Try it → Repeat the whole listing. Keep it exact.

Recorded data →

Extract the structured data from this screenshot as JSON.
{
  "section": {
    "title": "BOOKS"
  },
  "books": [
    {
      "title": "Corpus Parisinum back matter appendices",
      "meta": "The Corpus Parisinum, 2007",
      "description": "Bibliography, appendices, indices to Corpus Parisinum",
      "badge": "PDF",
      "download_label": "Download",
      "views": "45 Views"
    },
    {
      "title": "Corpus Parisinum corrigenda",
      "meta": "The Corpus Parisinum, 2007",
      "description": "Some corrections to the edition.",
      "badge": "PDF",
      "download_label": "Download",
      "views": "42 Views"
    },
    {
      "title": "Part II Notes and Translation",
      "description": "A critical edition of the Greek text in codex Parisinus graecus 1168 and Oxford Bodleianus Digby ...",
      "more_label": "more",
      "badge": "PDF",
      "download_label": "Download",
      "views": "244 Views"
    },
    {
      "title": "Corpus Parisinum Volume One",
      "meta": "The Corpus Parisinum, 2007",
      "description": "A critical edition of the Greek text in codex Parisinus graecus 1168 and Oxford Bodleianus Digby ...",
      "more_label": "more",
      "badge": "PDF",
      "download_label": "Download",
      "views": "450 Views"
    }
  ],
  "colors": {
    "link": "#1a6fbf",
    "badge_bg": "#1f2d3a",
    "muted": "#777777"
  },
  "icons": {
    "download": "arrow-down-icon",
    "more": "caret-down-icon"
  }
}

Result of this exercise →
Extract the structured data from this screenshot as JSON.
{
  "section": {
    "title": "BOOKS"
  },
  "books": [
    {
      "title": "Corpus Parisinum back matter appendices",
      "meta": "The Corpus Parisinum, 2007",
      "description": "Bibliography, appendices, indices to Corpus Parisinum",
      "badge": "PDF",
      "download_label": "Download",
      "views": "45 Views"
    },
    {
      "title": "Corpus Parisinum corrigenda",
      "meta": "The Corpus Parisinum, 2007",
      "description": "Some corrections to the edition.",
      "badge": "PDF",
      "download_label": "Download",
      "views": "42 Views"
    },
    {
      "title": "Part II Notes and Translation",
      "description": "A critical edition of the Greek text in codex Parisinus graecus 1168 and Oxford Bodleianus Digby ...",
      "more_label": "more",
      "badge": "PDF",
      "download_label": "Download",
      "views": "244 Views"
    },
    {
      "title": "Corpus Parisinum Volume One",
      "meta": "The Corpus Parisinum, 2007",
      "description": "A critical edition of the Greek text in codex Parisinus graecus 1168 and Oxford Bodleianus Digby ...",
      "more_label": "more",
      "badge": "PDF",
      "download_label": "Download",
      "views": "450 Views"
    }
  ],
  "colors": {
    "link": "#1a6fbf",
    "badge_bg": "#1f2d3a",
    "muted": "#777777"
  },
  "icons": {
    "download": "arrow-down-icon",
    "more": "caret-down-icon"
  }
}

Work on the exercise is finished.